                                22. Bragstad K, Jorgensen PH, Handberg K, Hammer AS, Kabell S, Fomsgaard A: First introduction of highly pathogenic H5N1 avian influenza viruses in wild and domestic birds in Denmark, Northern Europe. Vir J 2007, 4:43.View Article
                                23. Subbarao K, Joseph T: Scientific barriers to developing vaccines against avian influenza viruses. Nature Reviews – Immunology 2007, 7:267–278.View ArticlePubMed
                                24. Kolaskar AS, Tongaonkar PC: A semi-empirical method for prediction of antigenic determinants on protein antigens. FEBS Lett 1990, 276:172–4.View ArticlePubMed
                                25. Rinder M, Lang V, Fuchs C, Marx-Hafner A, Bogner KH, Neubauer A, Büttner M, Rinder H: Genetic evidence for multi-event imports of avian influenza virus A (H5N1) into Bavaria, Germany. J Vet Diagn Invest 2007, 19:279–282.PubMed

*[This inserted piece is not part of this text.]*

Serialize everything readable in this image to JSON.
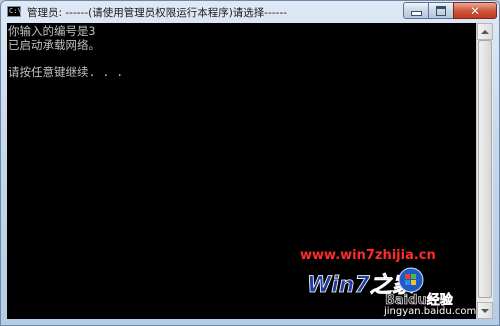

                                26. Hoffmann E, Stech J, Guan Y, Webster RG, Perez DR: Universal primer set for the full-length amplification of all influenza A viruses. Arch Virol 2001, 146:2275–2289.View ArticlePubMed
                                27. Li OT, Barr I, Leung CY, Chen H, Guan Y, Peiris JS, Poon LL: Reliable universal RT-PCR assays for studying influenza polymerase subunit gene sequences from all 16 haemagglutinin subtypes. J Virol Methods 2007, 142:218–22.View ArticlePubMed
                                28. Ghedin E, Sengamalay NA, Shumway M, Zaborsky J, Feldblyum T, Subbu V, Spiro DJ, Sitz J, Koo H, Bolotov P, Dernovoy D, Tatusova T, Bao Y, St George K, Taylor J, Lipman DJ, Fraser CM, Taubenberger JK, Salzberg SL: Large-scale sequencing of human influenza reveals the dynamic nature of viral genome evolution. Nature 2005, 437:1162–1166.View ArticlePubMed
                                29. Influenza Virus Resource [http://​www.​ncbi.​nlm.​nih.​gov/​genomes/​FLU/​FLU.​html] 2004.
                                30. Tamura K, Dudley J, Nei M, Kumar S: Molecular Evolutionary Genetics Analysis (MEGA) software version 4.0. Mol Biol Evol 2007, 24:1596–1599.View ArticlePubMed
                                31. Rozas J, Sanchez-DelBarrio JC, Messeguer X, Rozas R: DnaSP, DNA polymorphism analyses by the coalescent and other methods. Bioinformatics 2003, 19:2496–2497.View ArticlePubMed

                                This article is published under license to BioMed Central Ltd. This is an Open Access article distributed under the terms of the Creative Commons Attribution License (http://​creativecommons.​org/​licenses/​by/​2.​0), which permits unrestricted use, distribution, and reproduction in any medium, provided the original work is properly cited.